Figure 7. Schematic depiction of the proposed role of mast cell activation in brain inflammation and ASD. Allergic and non-allergic triggers could derive from the GI tract and stimulate the release of mast cell-derived vasoactive, inflammatory and neurotoxic mediators, which could increase gut-blood-brain-barrier permeability. These substances could disrupt the blood–brain-barrier and stimulate brain mast cells to further release molecules that increase BBB permeability and contribute to brain inflammation, and autism .
Antisecretory and Antiproliferative Function of the 78 kD Mast Cell Phosphoprotein
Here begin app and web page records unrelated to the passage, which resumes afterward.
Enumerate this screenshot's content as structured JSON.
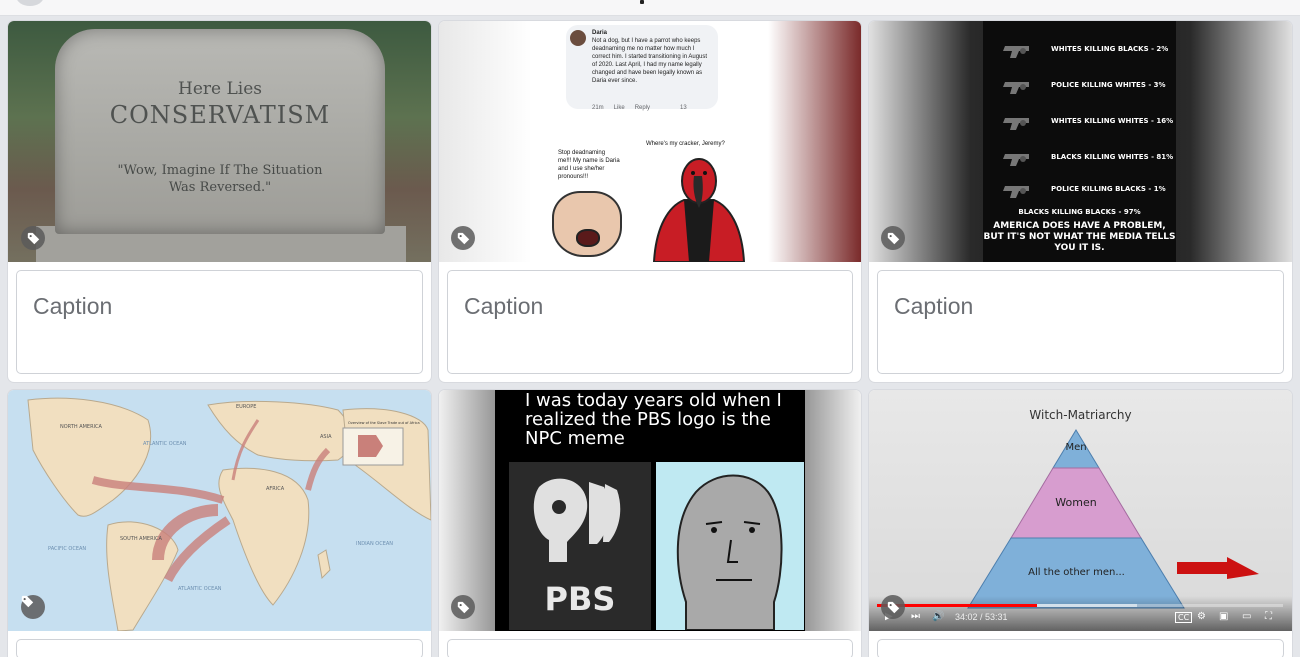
{
  "caption_placeholder": "Caption",
  "cards": [
    {
      "tombstone_line1": "Here Lies",
      "tombstone_line2": "CONSERVATISM",
      "tombstone_line3": "\"Wow, Imagine If The Situation",
      "tombstone_line4": "Was Reversed.\""
    },
    {
      "post_author": "Daria",
      "post_text": "Not a dog, but I have a parrot who keeps deadnaming me no matter how much I correct him. I started transitioning in August of 2020. Last April, I had my name legally changed and have been legally known as Daria ever since.",
      "post_time": "21m",
      "post_like": "Like",
      "post_reply": "Reply",
      "post_reactions": "13",
      "speech_left": "Stop deadnaming me!!! My name is Daria and I use she/her pronouns!!!",
      "speech_right": "Where's my cracker, Jeremy?"
    },
    {
      "rows": [
        "WHITES KILLING BLACKS - 2%",
        "POLICE KILLING WHITES - 3%",
        "WHITES KILLING WHITES - 16%",
        "BLACKS KILLING WHITES - 81%",
        "POLICE KILLING BLACKS - 1%"
      ],
      "bottom_line1": "BLACKS KILLING BLACKS - 97%",
      "bottom_line2": "AMERICA DOES HAVE A PROBLEM, BUT IT'S NOT WHAT THE MEDIA TELLS YOU IT IS."
    },
    {
      "map_labels": [
        "NORTH AMERICA",
        "EUROPE",
        "ASIA",
        "AFRICA",
        "SOUTH AMERICA",
        "ATLANTIC OCEAN",
        "PACIFIC OCEAN",
        "INDIAN OCEAN",
        "ATLANTIC OCEAN"
      ],
      "legend_title": "Overview of the Slave Trade out of Africa"
    },
    {
      "headline": "I was today years old when I realized the PBS logo is the NPC meme",
      "logo_text": "PBS"
    },
    {
      "pyramid_title": "Witch-Matriarchy",
      "tier_top": "Men",
      "tier_mid": "Women",
      "tier_bottom": "All the other men...",
      "player_time": "34:02 / 53:31",
      "arrow_color": "#cc1111",
      "progress_fraction": 0.39
    }
  ],
  "icons": {
    "tag": "tag-icon",
    "play": "play-icon",
    "next": "next-icon",
    "volume": "volume-icon",
    "cc": "cc-icon",
    "settings": "gear-icon",
    "miniplayer": "miniplayer-icon",
    "theater": "theater-icon",
    "fullscreen": "fullscreen-icon"
  },
  "colors": {
    "background": "#e4e6ea",
    "card": "#ffffff",
    "caption_text": "#6b6e73",
    "youtube_red": "#ff0000"
  }
}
We sequenced this protein and showed that, in its phosphorylated state, it inhibits mast cell secretion and tumor growth. We are investigating the regulation of its expression, identification of the phosphorylated sites and molecules that could increase and sustain the phosphorylated state of this protein.
Figure 8. Cancer cells secrete chemoattractants that recruit mast cells to its vicinity. Mast cells are then activated either by direct contact or by cancercell– derived triggers to release “procancer” mediators selectively. These mediators induce angiogenesis, promote tumor proliferation, inhibit immune responses, and break down the surrounding stroma to permit metastases .
Figure 9. Moesin immunohistochemistry on human mast cells. Cytospin smears were prepared from (A) leukemic HMC-1 cells and (B) human umbilical cord blood-derived cultured mast cells(hCBMCs) >12 weeks old; they were fixed with acetone and methanol (1:1) for 90 sec at room temperature. They were washed in TBS once and incubated with mouse anti-moesin monoclonal antibody overnight at 4°C. Presence of brown staining indicates moesin.
Anti-allergic and Anti-inflammatory Actions of Some Natural Polyphenolic Flavonoids
We are investigating the mechanism of action of the select flavnoids luteolin and quercetin, their formulation in ways that increases their absorption, as well as their blood concentrations in order to achieve maximal effective levels. Such compounds could serve as anti-allergic, anti-inflammatory and anticancer drugs.
Figure 10. Inhibition of human mast cell activation by quercetin. Human mast cells were pretreated with quercetin, (0.1 mM) for 15 min and then stimulated with Neurotesin (100 nM, n=6, *<0.05) .